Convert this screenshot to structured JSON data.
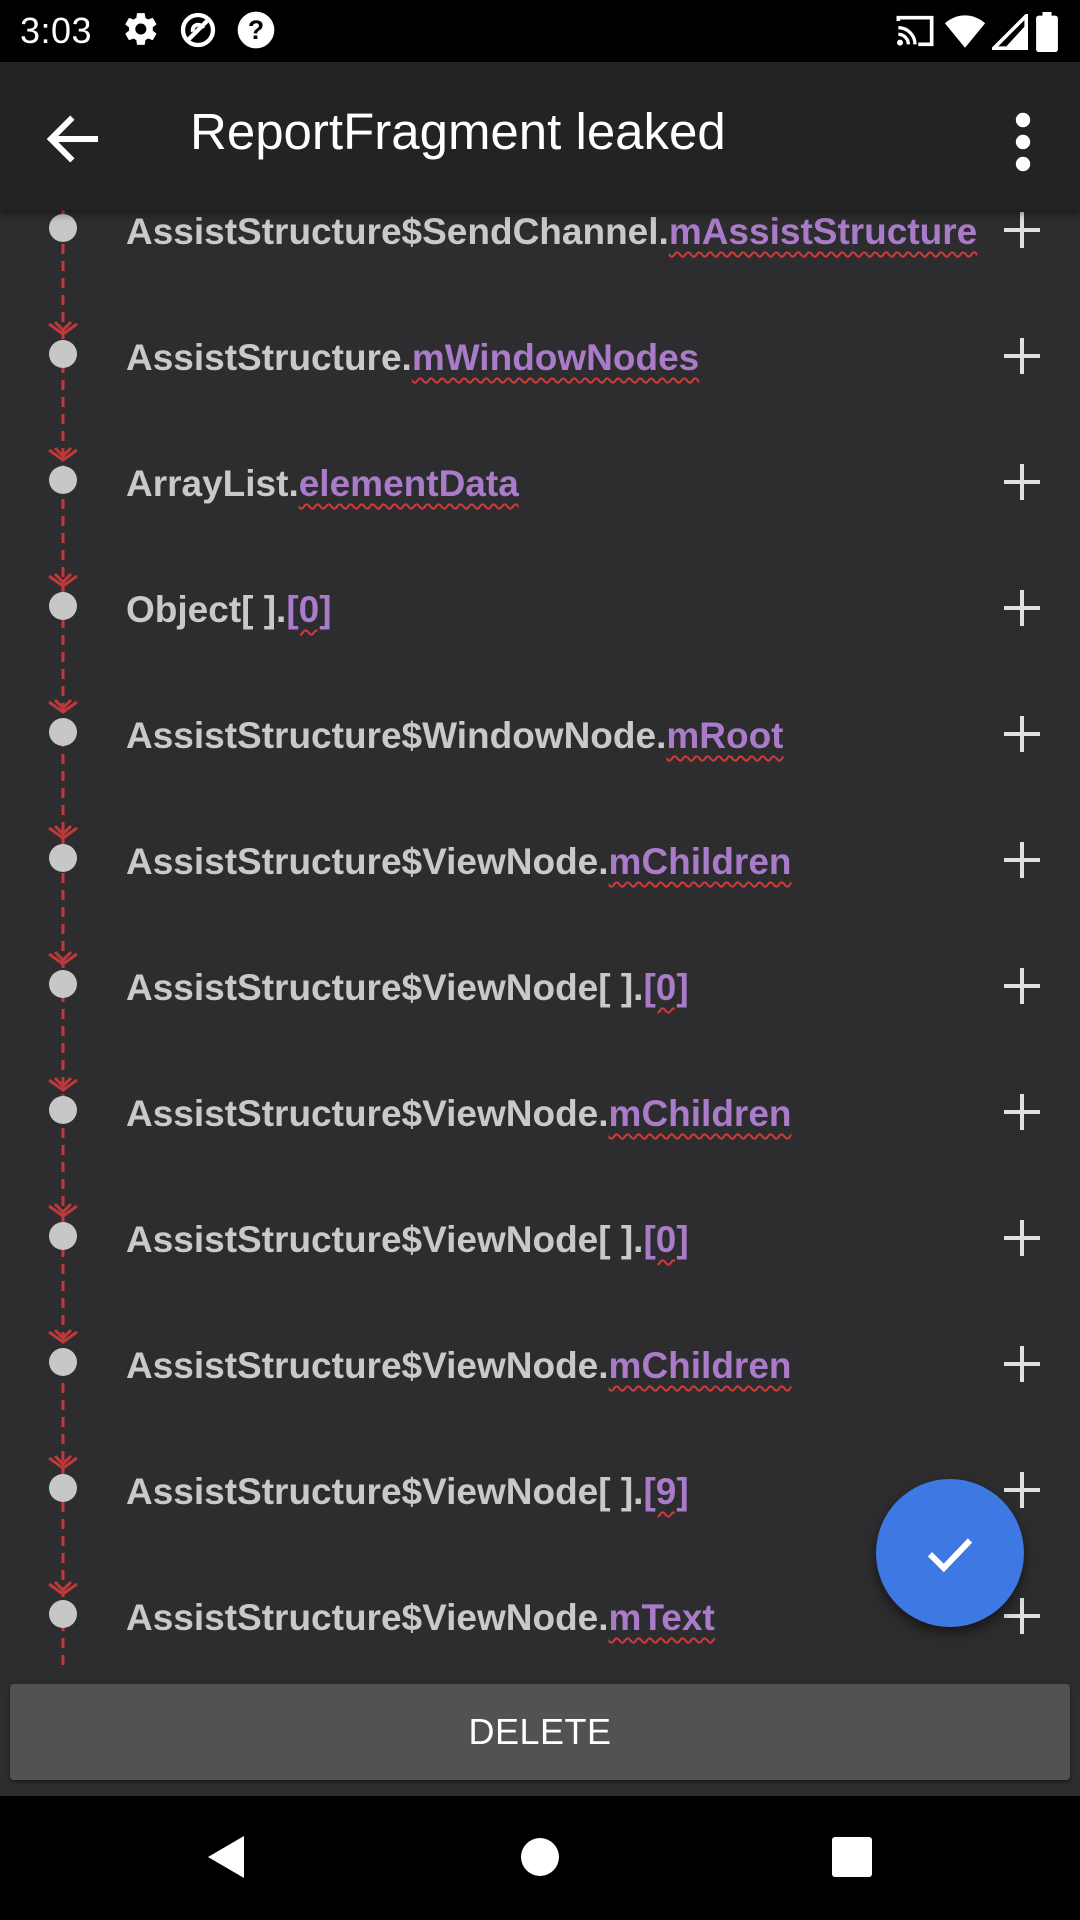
{
  "status_bar": {
    "time": "3:03",
    "left_icons": [
      "settings-icon",
      "no-disturb-icon",
      "help-icon"
    ],
    "right_icons": [
      "cast-icon",
      "wifi-icon",
      "signal-icon",
      "battery-icon"
    ]
  },
  "app_bar": {
    "title": "ReportFragment leaked",
    "back_icon": "arrow-back-icon",
    "overflow_icon": "more-vert-icon"
  },
  "rows": [
    {
      "class_name": "AssistStructure$SendChannel.",
      "field": "mAssistStructure"
    },
    {
      "class_name": "AssistStructure.",
      "field": "mWindowNodes"
    },
    {
      "class_name": "ArrayList.",
      "field": "elementData"
    },
    {
      "class_name": "Object[ ].",
      "field": "[0]"
    },
    {
      "class_name": "AssistStructure$WindowNode.",
      "field": "mRoot"
    },
    {
      "class_name": "AssistStructure$ViewNode.",
      "field": "mChildren"
    },
    {
      "class_name": "AssistStructure$ViewNode[ ].",
      "field": "[0]"
    },
    {
      "class_name": "AssistStructure$ViewNode.",
      "field": "mChildren"
    },
    {
      "class_name": "AssistStructure$ViewNode[ ].",
      "field": "[0]"
    },
    {
      "class_name": "AssistStructure$ViewNode.",
      "field": "mChildren"
    },
    {
      "class_name": "AssistStructure$ViewNode[ ].",
      "field": "[9]"
    },
    {
      "class_name": "AssistStructure$ViewNode.",
      "field": "mText"
    }
  ],
  "fab_icon": "check-icon",
  "delete_button": "DELETE",
  "nav_bar": [
    "back-triangle-icon",
    "home-circle-icon",
    "recents-square-icon"
  ],
  "colors": {
    "background": "#2d2d2f",
    "app_bar": "#232323",
    "field_purple": "#a97bc8",
    "leak_red": "#d03a3a",
    "fab_blue": "#3e78e3"
  }
}
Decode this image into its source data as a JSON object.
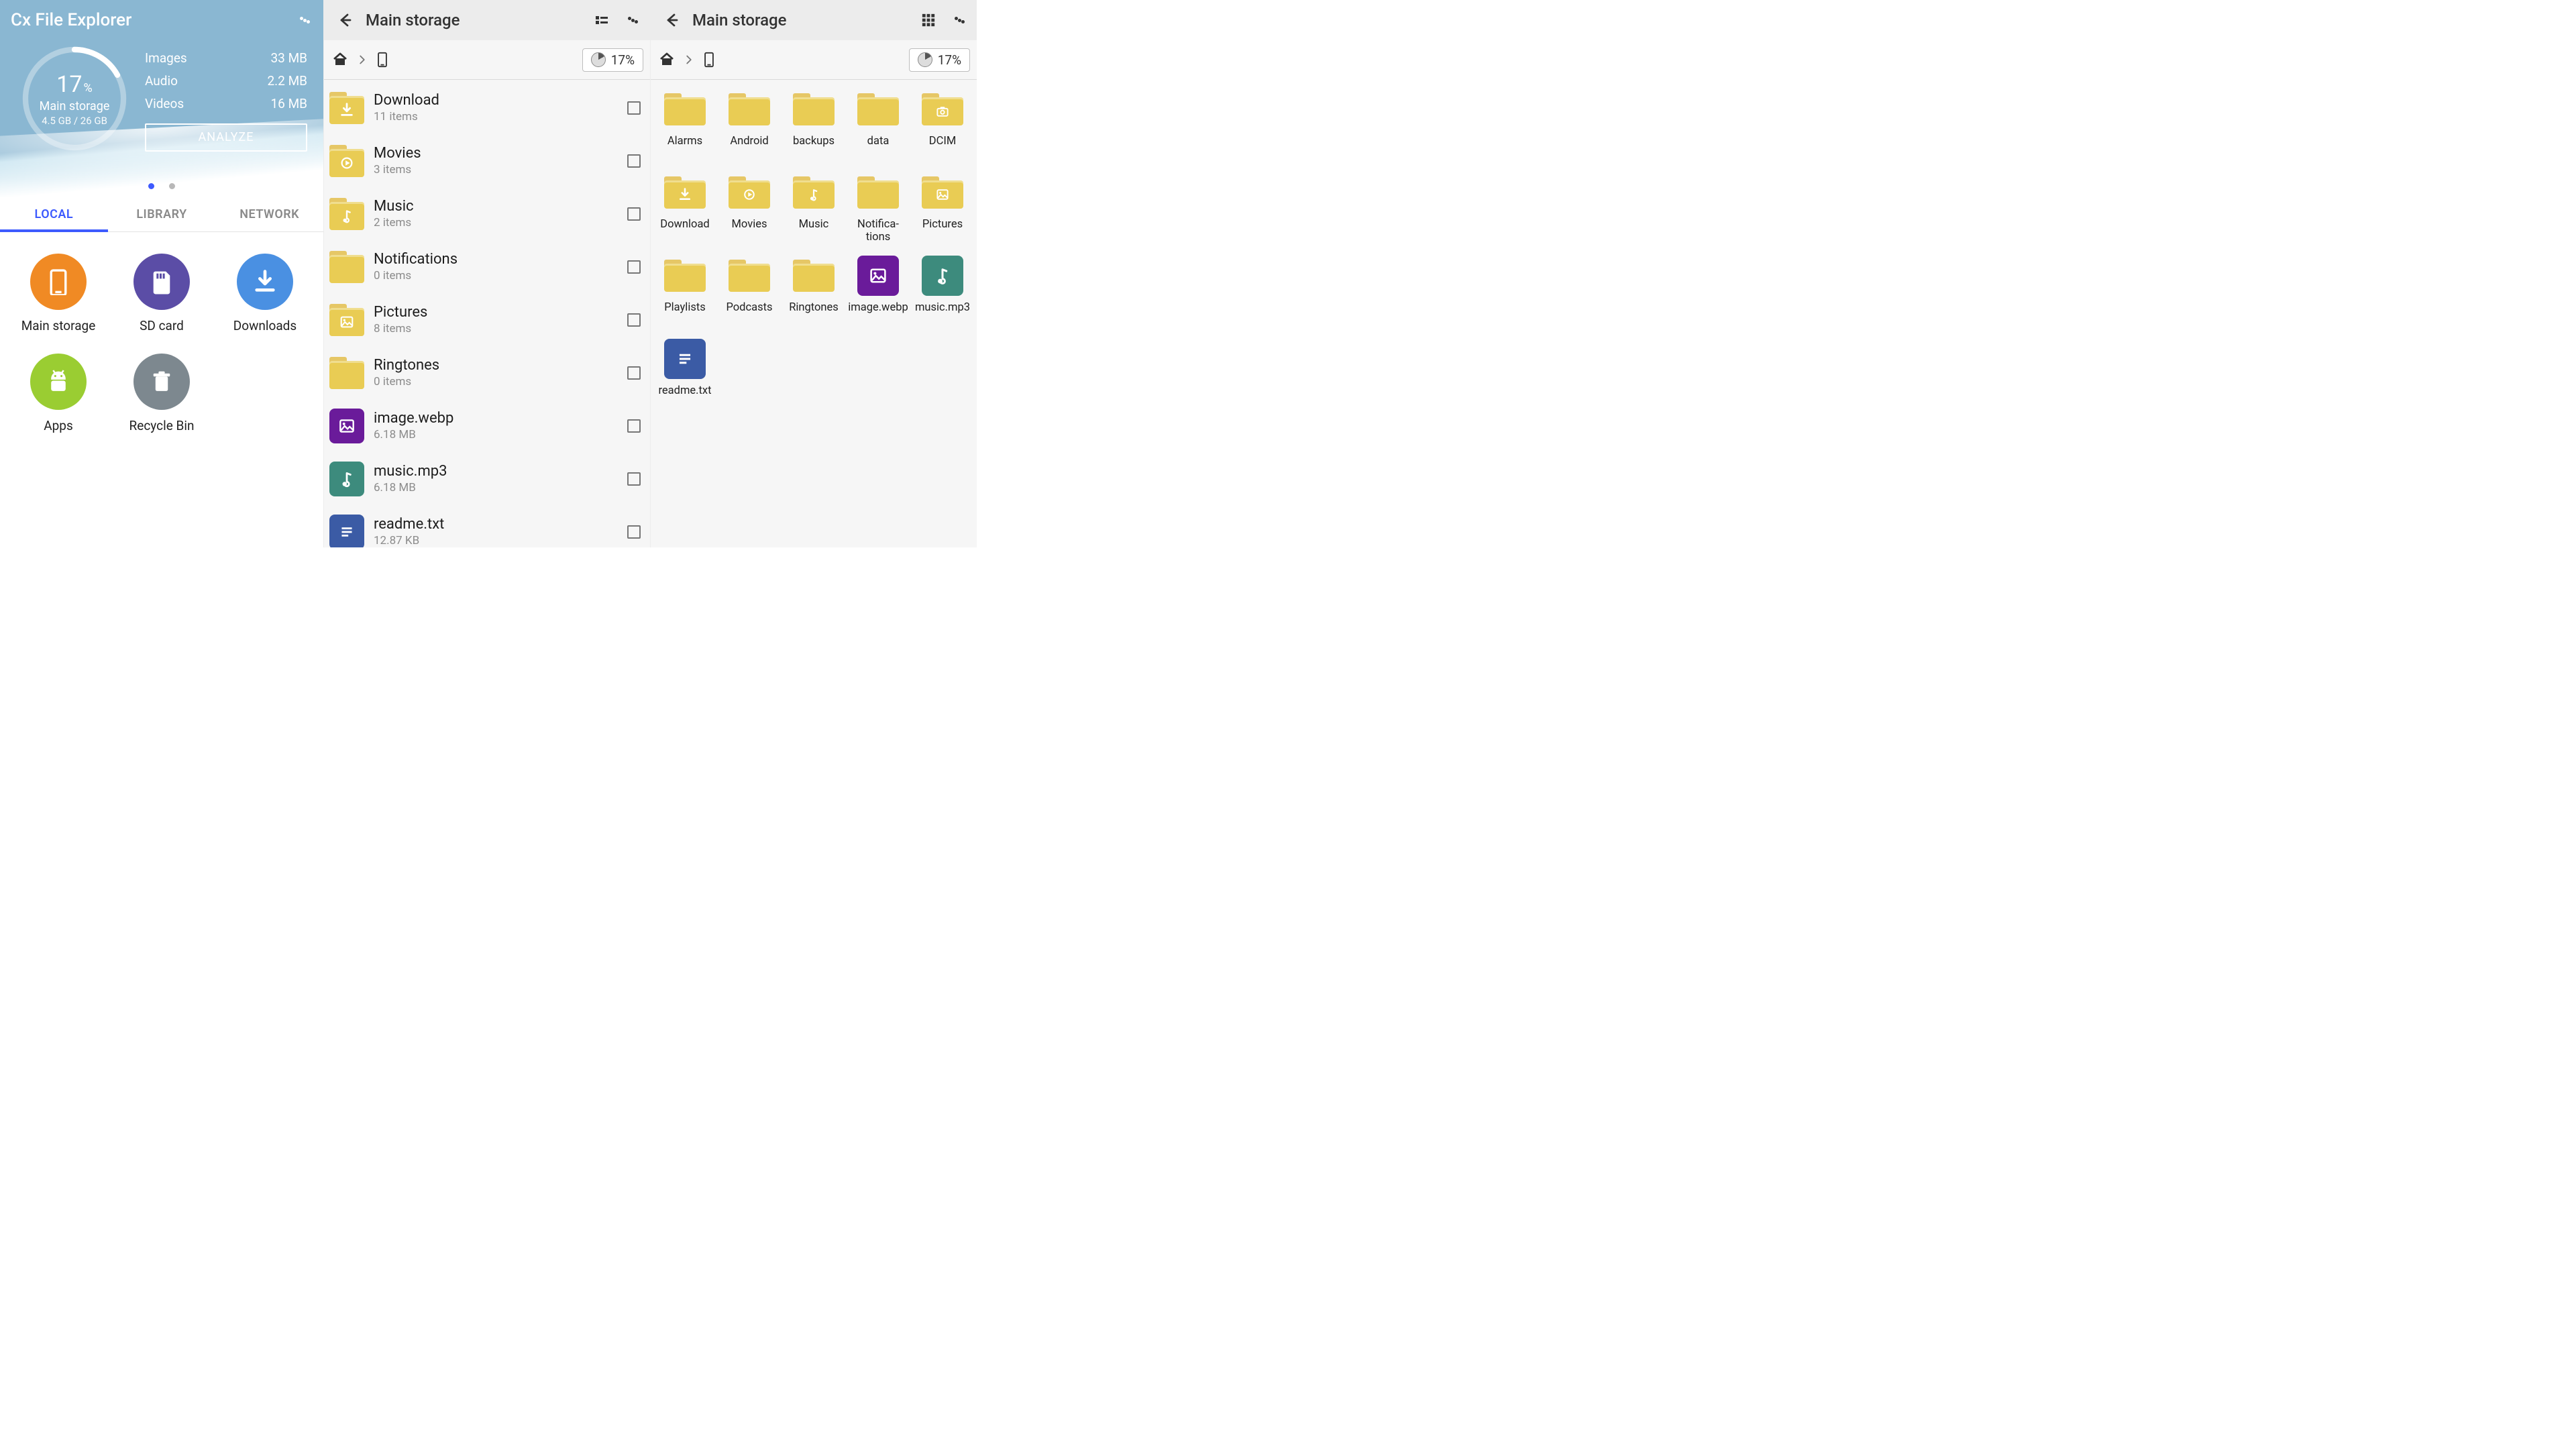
{
  "pane1": {
    "title": "Cx File Explorer",
    "ring": {
      "percent": "17",
      "percent_unit": "%",
      "label": "Main storage",
      "sub": "4.5 GB / 26 GB"
    },
    "stats": [
      {
        "label": "Images",
        "value": "33 MB"
      },
      {
        "label": "Audio",
        "value": "2.2 MB"
      },
      {
        "label": "Videos",
        "value": "16 MB"
      }
    ],
    "analyze": "ANALYZE",
    "tabs": [
      "LOCAL",
      "LIBRARY",
      "NETWORK"
    ],
    "shortcuts": [
      {
        "label": "Main storage",
        "icon": "phone",
        "color": "c-orange"
      },
      {
        "label": "SD card",
        "icon": "sd",
        "color": "c-purple"
      },
      {
        "label": "Downloads",
        "icon": "download",
        "color": "c-blue"
      },
      {
        "label": "Apps",
        "icon": "android",
        "color": "c-green"
      },
      {
        "label": "Recycle Bin",
        "icon": "trash",
        "color": "c-grey"
      }
    ]
  },
  "pane2": {
    "title": "Main storage",
    "percent": "17%",
    "items": [
      {
        "name": "Download",
        "sub": "11 items",
        "type": "folder",
        "glyph": "download"
      },
      {
        "name": "Movies",
        "sub": "3 items",
        "type": "folder",
        "glyph": "play"
      },
      {
        "name": "Music",
        "sub": "2 items",
        "type": "folder",
        "glyph": "note"
      },
      {
        "name": "Notifications",
        "sub": "0 items",
        "type": "folder",
        "glyph": ""
      },
      {
        "name": "Pictures",
        "sub": "8 items",
        "type": "folder",
        "glyph": "image"
      },
      {
        "name": "Ringtones",
        "sub": "0 items",
        "type": "folder",
        "glyph": ""
      },
      {
        "name": "image.webp",
        "sub": "6.18 MB",
        "type": "file",
        "fileColor": "sq-purple",
        "glyph": "image"
      },
      {
        "name": "music.mp3",
        "sub": "6.18 MB",
        "type": "file",
        "fileColor": "sq-teal",
        "glyph": "note"
      },
      {
        "name": "readme.txt",
        "sub": "12.87 KB",
        "type": "file",
        "fileColor": "sq-navy",
        "glyph": "text"
      }
    ]
  },
  "pane3": {
    "title": "Main storage",
    "percent": "17%",
    "items": [
      {
        "label": "Alarms",
        "type": "folder",
        "glyph": ""
      },
      {
        "label": "Android",
        "type": "folder",
        "glyph": ""
      },
      {
        "label": "backups",
        "type": "folder",
        "glyph": ""
      },
      {
        "label": "data",
        "type": "folder",
        "glyph": ""
      },
      {
        "label": "DCIM",
        "type": "folder",
        "glyph": "camera"
      },
      {
        "label": "Download",
        "type": "folder",
        "glyph": "download"
      },
      {
        "label": "Movies",
        "type": "folder",
        "glyph": "play"
      },
      {
        "label": "Music",
        "type": "folder",
        "glyph": "note"
      },
      {
        "label": "Notifica­tions",
        "type": "folder",
        "glyph": ""
      },
      {
        "label": "Pictures",
        "type": "folder",
        "glyph": "image"
      },
      {
        "label": "Playlists",
        "type": "folder",
        "glyph": ""
      },
      {
        "label": "Podcasts",
        "type": "folder",
        "glyph": ""
      },
      {
        "label": "Ringtones",
        "type": "folder",
        "glyph": ""
      },
      {
        "label": "image.webp",
        "type": "file",
        "fileColor": "sq-purple",
        "glyph": "image"
      },
      {
        "label": "music.mp3",
        "type": "file",
        "fileColor": "sq-teal",
        "glyph": "note"
      },
      {
        "label": "readme.txt",
        "type": "file",
        "fileColor": "sq-navy",
        "glyph": "text"
      }
    ]
  }
}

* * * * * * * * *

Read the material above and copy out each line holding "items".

    "items": [
        "sub": "11 items",
        "sub": "3 items",
        "sub": "2 items",
        "sub": "0 items",
        "sub": "8 items",
        "sub": "0 items",
    "items": [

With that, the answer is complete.